– Proverbs 13:4
This proverbs contrasts wanting and having. The word for sluggard means indolent or lazy. We might even say sluggish to do anything. To desire is to wish for or to want something. The sluggard here has a desire for things but has nothing. The sluggard is a certain type of fool in the Proverbs. His character is sketched in vivid pictures. He is hinged to his bed (Proverbs 26:14). He produces outlandish excuses, such as a lion in the street (Proverbs 26:13). The sluggard is pure laziness (Proverbs 26:15). Sluggards tend to have plenty of ideas but they find out talk is truly cheap (Proverbs 14:23). The contrast is with the diligent and their being made fat. Fatness is a reference to abundance or plenteousness.

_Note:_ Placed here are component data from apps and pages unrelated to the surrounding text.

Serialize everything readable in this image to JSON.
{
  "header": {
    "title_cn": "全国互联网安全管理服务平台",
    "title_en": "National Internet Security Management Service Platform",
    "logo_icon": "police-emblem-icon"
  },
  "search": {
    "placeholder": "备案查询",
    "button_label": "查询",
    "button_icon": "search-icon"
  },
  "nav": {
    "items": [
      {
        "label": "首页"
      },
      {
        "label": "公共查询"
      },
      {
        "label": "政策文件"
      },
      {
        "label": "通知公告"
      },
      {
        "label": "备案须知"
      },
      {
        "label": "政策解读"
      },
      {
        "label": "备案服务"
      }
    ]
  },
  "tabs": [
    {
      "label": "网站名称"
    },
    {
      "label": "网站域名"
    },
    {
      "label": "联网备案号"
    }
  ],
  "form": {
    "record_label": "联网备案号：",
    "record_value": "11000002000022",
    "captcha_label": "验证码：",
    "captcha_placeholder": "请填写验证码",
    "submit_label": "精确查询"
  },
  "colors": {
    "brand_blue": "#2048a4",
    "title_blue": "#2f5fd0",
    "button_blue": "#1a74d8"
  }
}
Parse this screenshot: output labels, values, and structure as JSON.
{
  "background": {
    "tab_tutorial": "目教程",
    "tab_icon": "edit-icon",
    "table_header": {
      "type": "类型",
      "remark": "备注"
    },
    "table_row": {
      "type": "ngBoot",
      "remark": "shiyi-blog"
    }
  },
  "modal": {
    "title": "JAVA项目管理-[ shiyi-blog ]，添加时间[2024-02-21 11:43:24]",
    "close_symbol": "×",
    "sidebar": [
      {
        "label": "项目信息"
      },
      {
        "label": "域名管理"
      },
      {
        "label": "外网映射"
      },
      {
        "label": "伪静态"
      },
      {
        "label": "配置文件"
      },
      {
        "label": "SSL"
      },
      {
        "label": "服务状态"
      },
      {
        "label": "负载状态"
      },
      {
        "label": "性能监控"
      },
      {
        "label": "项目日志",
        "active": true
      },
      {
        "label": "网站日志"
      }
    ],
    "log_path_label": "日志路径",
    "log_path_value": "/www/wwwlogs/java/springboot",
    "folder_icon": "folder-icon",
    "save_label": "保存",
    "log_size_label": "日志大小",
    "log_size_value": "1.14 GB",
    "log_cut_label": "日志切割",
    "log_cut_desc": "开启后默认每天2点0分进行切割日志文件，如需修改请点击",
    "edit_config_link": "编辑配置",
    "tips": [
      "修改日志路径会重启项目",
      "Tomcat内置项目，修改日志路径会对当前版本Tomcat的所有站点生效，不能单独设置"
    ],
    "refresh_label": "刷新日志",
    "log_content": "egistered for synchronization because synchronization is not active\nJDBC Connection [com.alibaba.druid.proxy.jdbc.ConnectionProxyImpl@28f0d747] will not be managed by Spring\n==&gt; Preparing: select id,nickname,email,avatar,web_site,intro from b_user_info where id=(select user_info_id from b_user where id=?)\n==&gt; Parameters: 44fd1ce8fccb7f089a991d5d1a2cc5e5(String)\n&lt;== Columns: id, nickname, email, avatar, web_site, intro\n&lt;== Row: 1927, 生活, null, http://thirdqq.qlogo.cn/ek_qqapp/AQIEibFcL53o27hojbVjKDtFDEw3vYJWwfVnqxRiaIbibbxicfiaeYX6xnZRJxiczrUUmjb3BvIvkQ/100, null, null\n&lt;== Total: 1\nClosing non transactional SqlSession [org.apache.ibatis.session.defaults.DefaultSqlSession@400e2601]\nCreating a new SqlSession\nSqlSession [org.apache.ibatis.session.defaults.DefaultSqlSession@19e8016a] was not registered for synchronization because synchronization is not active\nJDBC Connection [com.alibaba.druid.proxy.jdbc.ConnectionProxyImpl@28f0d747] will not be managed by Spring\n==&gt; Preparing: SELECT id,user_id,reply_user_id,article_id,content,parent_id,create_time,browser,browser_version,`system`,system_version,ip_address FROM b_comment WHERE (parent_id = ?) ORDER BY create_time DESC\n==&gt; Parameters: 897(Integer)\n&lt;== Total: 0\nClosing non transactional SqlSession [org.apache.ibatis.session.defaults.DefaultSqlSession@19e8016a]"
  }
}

The general tenor of the Proverbs is that diligence, hard work, is rewarded with profit (Proverbs 14:23). The diligent also desire like the sluggards do, but the difference is the diligent get up and work in order to have (Proverbs 21:5).